The seminal vampire story depicts the tragedy of Count Dracula and two women he infects with his thirst for blood. Steven Dietz’s adaptation of Bram Stoker’s classic novel casts Renfield, Dracula’s minion of sorts, as the narrator as he watches Lucy Westenra transform from woman to something far more fearsome. Lucy’s suitor, a psychiatrist, Dr. John Seward calls upon Dr. Van Helsing to somehow cure Lucy of her peculiar ailment as her friend, Mina Murray works with Helsing to realize that Dracula has come to London to feast on new blood. In the end, it is up to Helsing, Mina, and her fiancé Johnathan Harker to slay the undead Transylvanian creature.

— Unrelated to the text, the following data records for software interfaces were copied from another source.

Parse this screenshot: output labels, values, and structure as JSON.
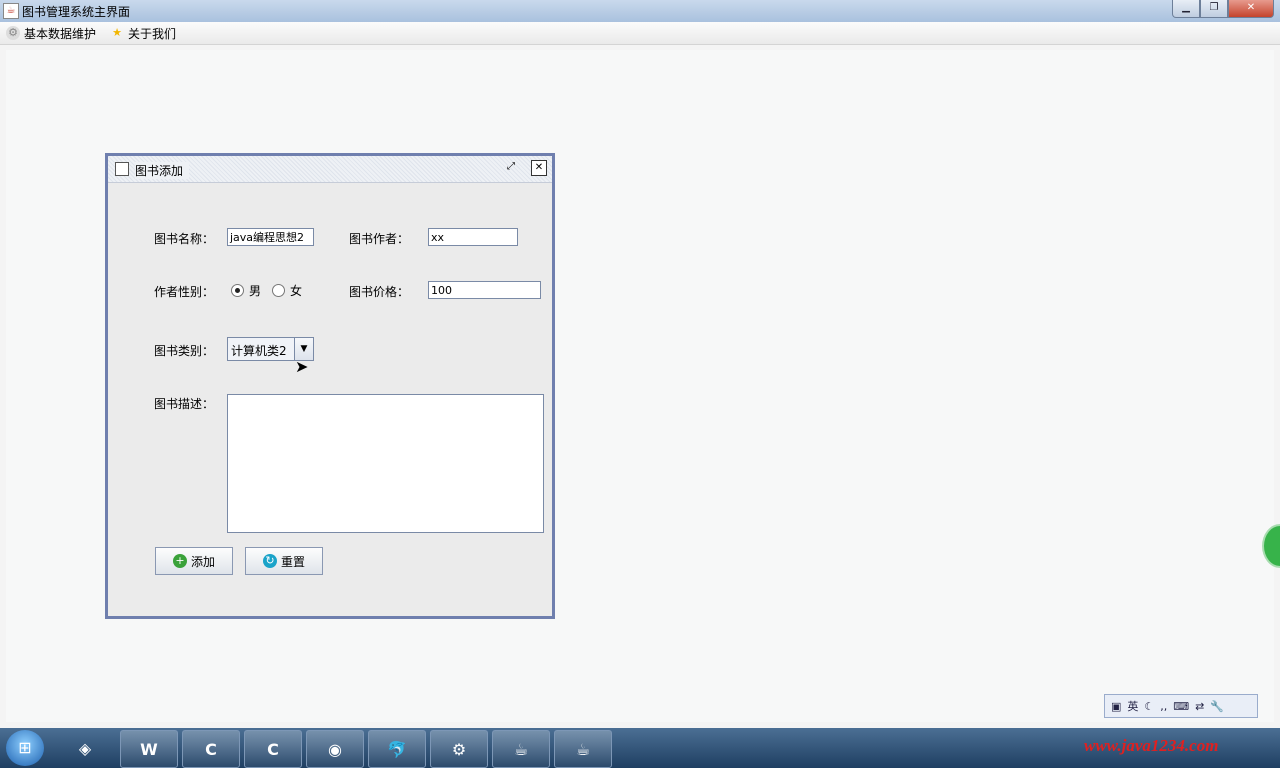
{
  "window": {
    "title": "图书管理系统主界面",
    "icon": "java-icon",
    "controls": [
      "minimize",
      "maximize",
      "close"
    ]
  },
  "menubar": {
    "items": [
      {
        "label": "基本数据维护",
        "icon": "gear-icon"
      },
      {
        "label": "关于我们",
        "icon": "star-icon"
      }
    ]
  },
  "frame": {
    "title": "图书添加",
    "form": {
      "name_label": "图书名称：",
      "name_value": "java编程思想2",
      "author_label": "图书作者：",
      "author_value": "xx",
      "gender_label": "作者性别：",
      "gender_male": "男",
      "gender_female": "女",
      "gender_selected": "男",
      "price_label": "图书价格：",
      "price_value": "100",
      "category_label": "图书类别：",
      "category_value": "计算机类2",
      "desc_label": "图书描述：",
      "desc_value": ""
    },
    "buttons": {
      "add": "添加",
      "reset": "重置"
    }
  },
  "ime": {
    "labels": [
      "英"
    ]
  },
  "taskbar": {
    "items": [
      "W",
      "C",
      "C"
    ]
  },
  "watermark": "www.java1234.com",
  "colors": {
    "frame_border": "#6f7fae",
    "add_icon": "#3aa23a",
    "reset_icon": "#1aa3c9",
    "watermark": "#e02020"
  }
}
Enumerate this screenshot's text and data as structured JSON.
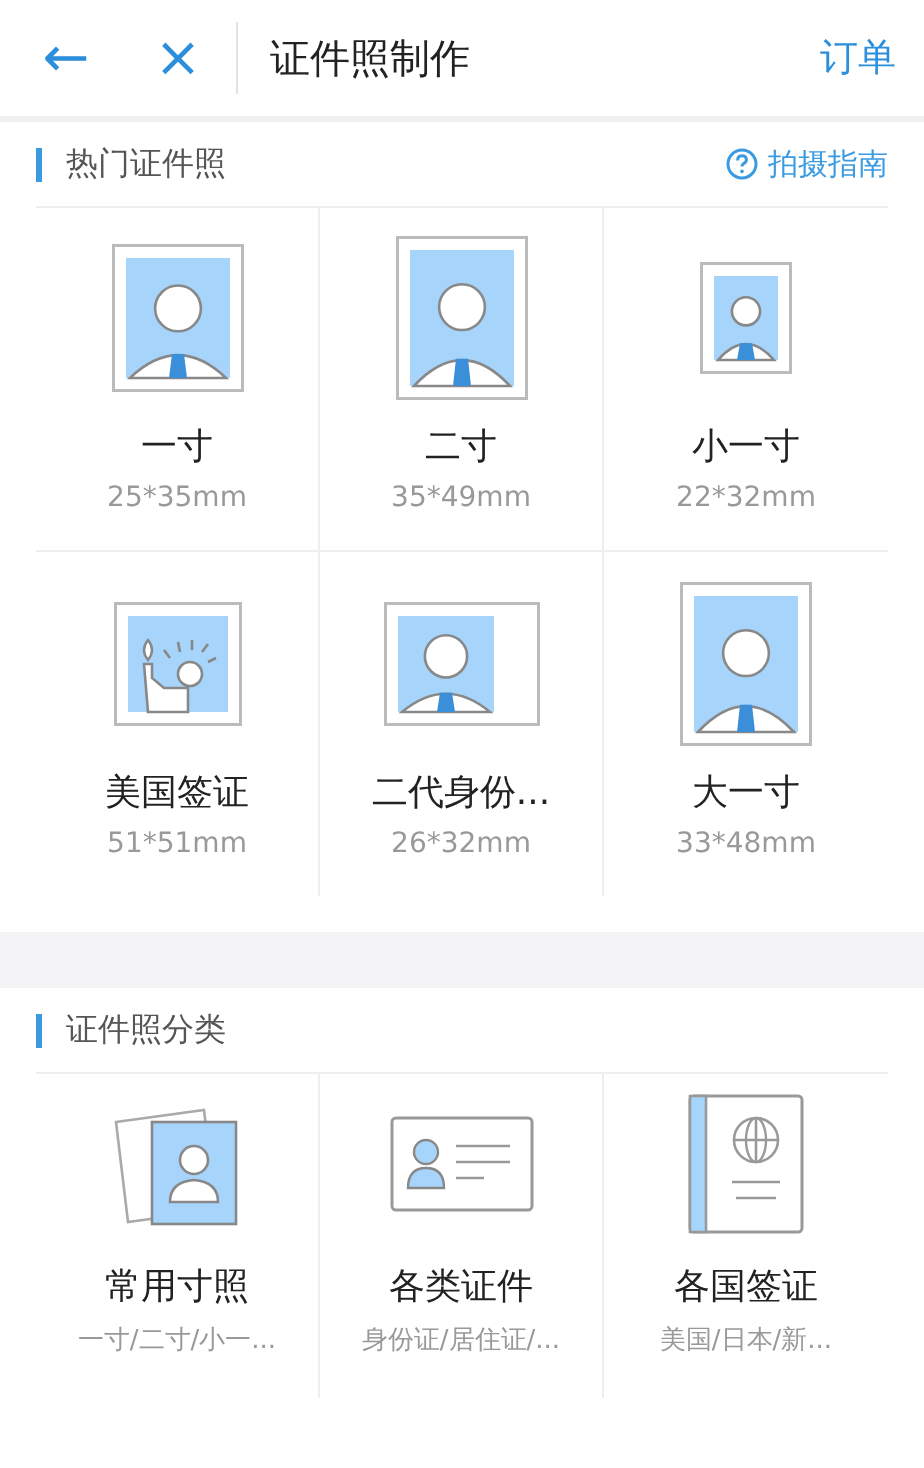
{
  "header": {
    "back": "←",
    "close": "×",
    "title": "证件照制作",
    "action": "订单"
  },
  "popular": {
    "title": "热门证件照",
    "guide": "拍摄指南",
    "items": [
      {
        "kind": "medium",
        "name": "一寸",
        "size": "25*35mm"
      },
      {
        "kind": "large",
        "name": "二寸",
        "size": "35*49mm"
      },
      {
        "kind": "small",
        "name": "小一寸",
        "size": "22*32mm"
      },
      {
        "kind": "statue",
        "name": "美国签证",
        "size": "51*51mm"
      },
      {
        "kind": "wide",
        "name": "二代身份...",
        "size": "26*32mm"
      },
      {
        "kind": "large",
        "name": "大一寸",
        "size": "33*48mm"
      }
    ]
  },
  "categories": {
    "title": "证件照分类",
    "items": [
      {
        "kind": "photos",
        "name": "常用寸照",
        "sub": "一寸/二寸/小一..."
      },
      {
        "kind": "card",
        "name": "各类证件",
        "sub": "身份证/居住证/..."
      },
      {
        "kind": "passport",
        "name": "各国签证",
        "sub": "美国/日本/新..."
      }
    ]
  }
}
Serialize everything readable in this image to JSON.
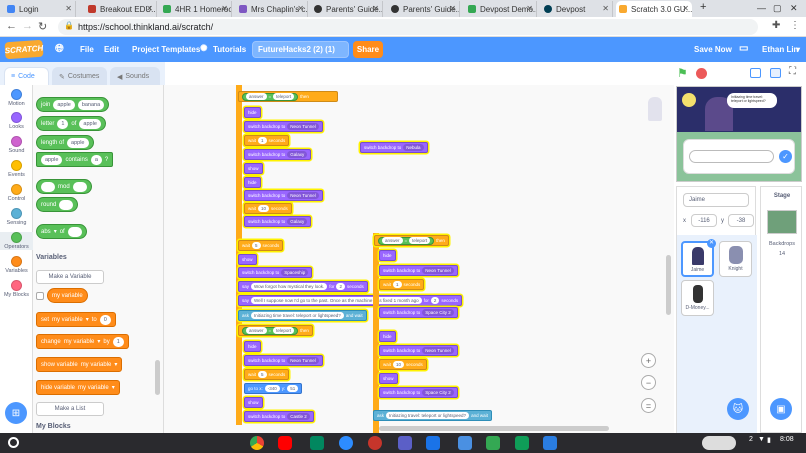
{
  "browser": {
    "tabs": [
      {
        "title": "Login",
        "color": "#4285f4"
      },
      {
        "title": "Breakout EDU...",
        "color": "#c0392b"
      },
      {
        "title": "4HR 1 Homeroo...",
        "color": "#34a853"
      },
      {
        "title": "Mrs Chaplin's c...",
        "color": "#7e57c2"
      },
      {
        "title": "Parents' Guide...",
        "color": "#333333"
      },
      {
        "title": "Parents' Guide...",
        "color": "#333333"
      },
      {
        "title": "Devpost Demo...",
        "color": "#34a853"
      },
      {
        "title": "Devpost",
        "color": "#003e54"
      },
      {
        "title": "Scratch 3.0 GU...",
        "color": "#f9a92f"
      }
    ],
    "new_tab": "+",
    "url": "https://school.thinkland.ai/scratch/"
  },
  "scratch_menu": {
    "logo": "SCRATCH",
    "file": "File",
    "edit": "Edit",
    "project_templates": "Project Templates",
    "tutorials": "Tutorials",
    "project_title": "FutureHacks2 (2) (1)",
    "share": "Share",
    "save_now": "Save Now",
    "user": "Ethan Lin"
  },
  "editor_tabs": {
    "code": "Code",
    "costumes": "Costumes",
    "sounds": "Sounds"
  },
  "categories": [
    {
      "label": "Motion",
      "color": "#4c97ff"
    },
    {
      "label": "Looks",
      "color": "#9966ff"
    },
    {
      "label": "Sound",
      "color": "#cf63cf"
    },
    {
      "label": "Events",
      "color": "#ffbf00"
    },
    {
      "label": "Control",
      "color": "#ffab19"
    },
    {
      "label": "Sensing",
      "color": "#5cb1d6"
    },
    {
      "label": "Operators",
      "color": "#59c059"
    },
    {
      "label": "Variables",
      "color": "#ff8c1a"
    },
    {
      "label": "My Blocks",
      "color": "#ff6680"
    }
  ],
  "palette": {
    "join": "join",
    "join_a": "apple",
    "join_b": "banana",
    "letter": "letter",
    "letter_n": "1",
    "letter_of": "of",
    "letter_str": "apple",
    "length_of": "length of",
    "length_str": "apple",
    "contains_a": "apple",
    "contains": "contains",
    "contains_b": "a",
    "contains_q": "?",
    "mod": "mod",
    "round": "round",
    "abs": "abs",
    "abs_of": "of",
    "variables_heading": "Variables",
    "make_variable": "Make a Variable",
    "my_variable": "my variable",
    "set": "set",
    "set_var": "my variable",
    "set_to": "to",
    "set_val": "0",
    "change": "change",
    "change_var": "my variable",
    "change_by": "by",
    "change_val": "1",
    "show_variable": "show variable",
    "show_var": "my variable",
    "hide_variable": "hide variable",
    "hide_var": "my variable",
    "make_list": "Make a List",
    "my_blocks_heading": "My Blocks"
  },
  "code": {
    "answer": "answer",
    "equals": "=",
    "teleport": "teleport",
    "then": "then",
    "hide": "hide",
    "show": "show",
    "switch_backdrop": "switch backdrop to",
    "neon_tunnel": "Neon Tunnel",
    "galaxy": "Galaxy",
    "nebula": "Nebula",
    "spaceship": "Spaceship",
    "space_city_2": "Space City 2",
    "castle_2": "Castle 2",
    "wait": "wait",
    "seconds": "seconds",
    "w1": "1",
    "w10": "10",
    "w5": "5",
    "w2": "2",
    "say": "say",
    "for": "for",
    "say1": "Wow forgot how mystical they look.",
    "say2": "Well I suppose now I'd go to the past. Once as the machine was fixed 1 month ago",
    "ask": "ask",
    "and_wait": "and wait",
    "ask_text": "Initiazing time travel: teleport or lightspeed?",
    "ask_text_b": "Initiazing travel: teleport or lightspeed?",
    "go_to": "go to x:",
    "y": "y:",
    "gx": "-340",
    "gy": "51"
  },
  "stage": {
    "speech": "Initiazing time travel: teleport or lightspeed?"
  },
  "sprite_info": {
    "name": "Jaime",
    "x_label": "x",
    "x": "-116",
    "y_label": "y",
    "y": "-38"
  },
  "sprites": [
    "Jaime",
    "Knight",
    "D-Money..."
  ],
  "stage_panel": {
    "title": "Stage",
    "backdrops_label": "Backdrops",
    "backdrops_count": "14"
  },
  "taskbar": {
    "battery": "2",
    "time": "8:08"
  }
}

Every character in Lake Braddock’s production was an asset to the production as a whole. While in many high school performances, certain players outshine others, everyone from the banshee-esque brides of Dracula to the Count himself maintained the horrific story. Luke Esper’s passionate Seward and Jacob Gruber’s responsible Harker each possessed the qualities Stoker bestowed upon them in his novel to heighten the tragedy of their respective lovers’ transformations. These metamorphoses were beautifully executed by Ilana Naidamast as Lucy and Sarah Fick as Mina. The eloquence and power displayed by the two true vampires, Jimmy Day as Dracula and C.J. Tragakis as Renfield, foiled one another entirely. Day’s menacing yet alluring voice was in perfect contrast to Tragakis’ more humorous and playful tone.
The movement of all characters was poignant and stylized, but not to the point that it felt forced. Each moment looked as if it were an illustration because the position of the actors as well as their individual actions told the story in itself. Every argument was punctuated by the clear physical dominance of the more powerful character and each feminine possession of Dracula was frighteningly demonic. The actors would also enter the stage from the audience, adding a more personal connection to the monsters and their victims.
The piece felt surreal and terrifying beyond the effects of the acting. The effective lighting by Courtney Bradshaw added to the mystery of the events as did the magnificent sound design by Roya Sodeifi. At one point, Dracula’s voice was heard through the darkness like a paranormal hum, one that sent shivers down the spines of audience members. Numerous other effects were used such as mystifying fog, glowing red eyes, and inexplicable crashing of doors throughout the audience. Every addition furthered the air of mystery and fear.
In the words of Renfield, those of us lucky enough to have witnessed the supernatural wonder of Lake Braddock’s production, it “shall remain to us forever as far more than a memory.”
By Hannah Rak of G.C. Marshall through the high school Cappies program, the critics and awards program for high school theater. In this program, high school students are trained as critics, attend shows at other schools and write reviews for local newspapers. At the end of the year, student critics vote for awards that are presented at a formal Cappies Gala.